WHAT THE TASK ASKS:
In which lines of the data does the string "content" appear? Copy every one.

**** ENTRIES SHOWN ****

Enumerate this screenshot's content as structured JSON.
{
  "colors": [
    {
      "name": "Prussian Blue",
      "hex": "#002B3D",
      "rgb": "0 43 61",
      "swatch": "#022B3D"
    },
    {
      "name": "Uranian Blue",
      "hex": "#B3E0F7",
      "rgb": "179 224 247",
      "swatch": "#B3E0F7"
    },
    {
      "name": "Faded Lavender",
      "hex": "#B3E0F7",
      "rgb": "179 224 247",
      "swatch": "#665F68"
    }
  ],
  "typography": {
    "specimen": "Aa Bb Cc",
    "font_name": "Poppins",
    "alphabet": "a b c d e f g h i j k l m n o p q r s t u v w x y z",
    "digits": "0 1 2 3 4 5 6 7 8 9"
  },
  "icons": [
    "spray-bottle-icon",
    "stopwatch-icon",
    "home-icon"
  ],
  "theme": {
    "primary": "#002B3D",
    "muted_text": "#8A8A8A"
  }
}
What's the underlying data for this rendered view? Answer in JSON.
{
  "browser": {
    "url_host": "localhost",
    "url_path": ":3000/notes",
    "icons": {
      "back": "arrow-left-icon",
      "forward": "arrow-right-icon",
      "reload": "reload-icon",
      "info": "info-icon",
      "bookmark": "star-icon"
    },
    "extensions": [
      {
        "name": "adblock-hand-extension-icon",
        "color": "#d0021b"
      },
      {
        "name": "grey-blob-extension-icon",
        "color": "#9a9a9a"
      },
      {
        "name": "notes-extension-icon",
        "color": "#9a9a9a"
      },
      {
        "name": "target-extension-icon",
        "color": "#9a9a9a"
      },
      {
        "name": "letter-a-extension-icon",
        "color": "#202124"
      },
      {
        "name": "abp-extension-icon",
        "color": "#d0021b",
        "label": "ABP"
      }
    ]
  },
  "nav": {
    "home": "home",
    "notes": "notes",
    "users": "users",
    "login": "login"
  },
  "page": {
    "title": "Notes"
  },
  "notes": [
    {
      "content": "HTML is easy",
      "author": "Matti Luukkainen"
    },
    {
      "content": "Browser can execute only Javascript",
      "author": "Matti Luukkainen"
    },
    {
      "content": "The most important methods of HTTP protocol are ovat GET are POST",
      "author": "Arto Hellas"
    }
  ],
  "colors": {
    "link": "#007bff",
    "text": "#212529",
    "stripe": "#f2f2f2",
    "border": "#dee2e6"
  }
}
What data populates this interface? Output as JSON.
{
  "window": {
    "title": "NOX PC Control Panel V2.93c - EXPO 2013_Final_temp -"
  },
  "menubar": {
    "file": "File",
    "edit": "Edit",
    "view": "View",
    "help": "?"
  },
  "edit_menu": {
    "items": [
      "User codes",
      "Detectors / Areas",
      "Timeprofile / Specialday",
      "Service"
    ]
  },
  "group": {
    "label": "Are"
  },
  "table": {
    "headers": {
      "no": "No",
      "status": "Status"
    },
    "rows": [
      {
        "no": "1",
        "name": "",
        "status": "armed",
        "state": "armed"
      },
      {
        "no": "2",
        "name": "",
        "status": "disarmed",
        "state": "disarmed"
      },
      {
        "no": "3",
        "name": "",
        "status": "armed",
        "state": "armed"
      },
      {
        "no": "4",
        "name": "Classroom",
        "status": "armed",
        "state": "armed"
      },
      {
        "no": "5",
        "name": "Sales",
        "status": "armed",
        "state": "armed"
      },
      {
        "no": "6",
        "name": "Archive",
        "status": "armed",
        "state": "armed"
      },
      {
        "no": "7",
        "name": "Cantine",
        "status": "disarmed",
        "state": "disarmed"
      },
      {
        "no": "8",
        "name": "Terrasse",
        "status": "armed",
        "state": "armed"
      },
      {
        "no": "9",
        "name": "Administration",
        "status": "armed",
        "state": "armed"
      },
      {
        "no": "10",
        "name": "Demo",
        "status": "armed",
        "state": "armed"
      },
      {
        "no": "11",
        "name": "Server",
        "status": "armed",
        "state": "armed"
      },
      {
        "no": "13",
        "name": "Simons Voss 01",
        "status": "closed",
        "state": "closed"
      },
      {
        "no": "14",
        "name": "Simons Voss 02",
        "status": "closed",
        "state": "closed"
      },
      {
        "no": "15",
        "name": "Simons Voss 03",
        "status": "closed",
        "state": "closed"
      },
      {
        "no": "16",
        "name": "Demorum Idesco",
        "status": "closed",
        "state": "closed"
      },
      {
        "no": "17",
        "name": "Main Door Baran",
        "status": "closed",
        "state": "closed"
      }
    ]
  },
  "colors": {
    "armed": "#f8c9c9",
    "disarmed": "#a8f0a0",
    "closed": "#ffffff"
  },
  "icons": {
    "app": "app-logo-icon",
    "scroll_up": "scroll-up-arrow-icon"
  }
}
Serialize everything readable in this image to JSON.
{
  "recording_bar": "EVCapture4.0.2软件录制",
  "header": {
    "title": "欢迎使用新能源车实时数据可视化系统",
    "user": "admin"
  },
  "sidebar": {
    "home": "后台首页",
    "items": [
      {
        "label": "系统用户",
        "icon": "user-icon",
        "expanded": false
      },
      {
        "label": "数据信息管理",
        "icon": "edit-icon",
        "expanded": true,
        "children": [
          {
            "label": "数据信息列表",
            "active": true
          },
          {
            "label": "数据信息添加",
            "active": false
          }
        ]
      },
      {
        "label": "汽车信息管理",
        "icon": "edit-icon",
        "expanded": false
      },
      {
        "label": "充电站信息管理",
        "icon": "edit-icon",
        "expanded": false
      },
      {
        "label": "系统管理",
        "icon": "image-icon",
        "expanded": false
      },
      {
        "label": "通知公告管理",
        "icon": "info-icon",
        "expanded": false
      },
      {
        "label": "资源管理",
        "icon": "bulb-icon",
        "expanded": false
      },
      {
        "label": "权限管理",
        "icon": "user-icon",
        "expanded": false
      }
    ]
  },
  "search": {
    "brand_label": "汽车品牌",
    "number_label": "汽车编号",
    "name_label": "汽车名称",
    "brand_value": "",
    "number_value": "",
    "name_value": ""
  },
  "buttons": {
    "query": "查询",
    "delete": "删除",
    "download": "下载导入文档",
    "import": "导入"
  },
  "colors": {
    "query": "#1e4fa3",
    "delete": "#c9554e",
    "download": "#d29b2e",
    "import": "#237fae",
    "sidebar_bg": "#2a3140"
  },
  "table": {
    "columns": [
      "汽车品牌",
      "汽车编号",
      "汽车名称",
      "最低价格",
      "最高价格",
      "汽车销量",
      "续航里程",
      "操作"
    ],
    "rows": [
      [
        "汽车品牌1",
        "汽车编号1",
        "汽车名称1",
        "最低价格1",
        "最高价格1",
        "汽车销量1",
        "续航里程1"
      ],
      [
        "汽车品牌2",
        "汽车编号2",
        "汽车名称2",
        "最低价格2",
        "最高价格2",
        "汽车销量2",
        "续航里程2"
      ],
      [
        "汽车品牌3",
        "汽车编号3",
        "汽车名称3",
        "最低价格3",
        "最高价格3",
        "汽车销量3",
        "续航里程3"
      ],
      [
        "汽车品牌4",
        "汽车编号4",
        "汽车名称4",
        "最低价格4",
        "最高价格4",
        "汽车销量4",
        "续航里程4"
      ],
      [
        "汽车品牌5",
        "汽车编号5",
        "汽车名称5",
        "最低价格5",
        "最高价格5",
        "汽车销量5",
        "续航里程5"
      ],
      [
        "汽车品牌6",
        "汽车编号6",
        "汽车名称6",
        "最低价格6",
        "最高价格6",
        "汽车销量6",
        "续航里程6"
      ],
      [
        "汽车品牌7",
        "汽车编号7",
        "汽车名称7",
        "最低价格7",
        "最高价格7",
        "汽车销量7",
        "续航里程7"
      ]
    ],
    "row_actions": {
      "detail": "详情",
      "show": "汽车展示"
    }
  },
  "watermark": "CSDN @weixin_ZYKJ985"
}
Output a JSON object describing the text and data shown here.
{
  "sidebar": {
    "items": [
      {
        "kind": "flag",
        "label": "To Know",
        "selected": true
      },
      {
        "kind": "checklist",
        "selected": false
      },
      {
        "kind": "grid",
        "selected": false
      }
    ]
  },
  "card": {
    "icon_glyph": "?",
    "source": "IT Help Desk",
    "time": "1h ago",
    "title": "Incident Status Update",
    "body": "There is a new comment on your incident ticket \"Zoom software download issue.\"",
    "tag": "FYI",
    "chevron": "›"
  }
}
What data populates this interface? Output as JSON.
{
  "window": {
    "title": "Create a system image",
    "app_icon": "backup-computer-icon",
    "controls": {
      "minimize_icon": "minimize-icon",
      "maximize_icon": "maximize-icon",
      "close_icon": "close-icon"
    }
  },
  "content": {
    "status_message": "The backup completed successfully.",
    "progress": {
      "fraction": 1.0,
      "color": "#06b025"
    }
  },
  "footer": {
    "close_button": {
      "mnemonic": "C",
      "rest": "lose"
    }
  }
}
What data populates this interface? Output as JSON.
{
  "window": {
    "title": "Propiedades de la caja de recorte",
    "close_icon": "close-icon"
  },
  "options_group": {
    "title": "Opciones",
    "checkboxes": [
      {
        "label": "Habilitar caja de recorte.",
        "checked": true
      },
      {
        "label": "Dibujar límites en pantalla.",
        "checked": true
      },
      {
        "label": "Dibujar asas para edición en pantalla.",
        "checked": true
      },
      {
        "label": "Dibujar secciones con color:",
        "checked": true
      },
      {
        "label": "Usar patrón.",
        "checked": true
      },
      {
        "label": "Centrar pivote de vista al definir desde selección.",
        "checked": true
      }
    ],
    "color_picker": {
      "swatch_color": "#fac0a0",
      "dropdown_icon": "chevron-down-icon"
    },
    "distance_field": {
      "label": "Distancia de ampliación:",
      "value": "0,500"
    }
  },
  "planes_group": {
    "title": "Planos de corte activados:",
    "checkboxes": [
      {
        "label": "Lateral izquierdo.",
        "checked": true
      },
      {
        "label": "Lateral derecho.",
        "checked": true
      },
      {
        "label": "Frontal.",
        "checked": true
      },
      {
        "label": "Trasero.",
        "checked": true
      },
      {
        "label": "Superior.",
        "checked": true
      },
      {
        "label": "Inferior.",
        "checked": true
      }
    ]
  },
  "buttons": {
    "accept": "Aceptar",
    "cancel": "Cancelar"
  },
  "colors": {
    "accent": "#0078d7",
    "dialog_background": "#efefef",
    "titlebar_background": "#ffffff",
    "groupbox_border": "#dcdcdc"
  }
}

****

SOLUTION FOR THIS TASK:
Enumerate this screenshot's content as structured JSON.
      "content": "HTML is easy",
      "content": "Browser can execute only Javascript",
      "content": "The most important methods of HTTP protocol are ovat GET are POST",
  "content": {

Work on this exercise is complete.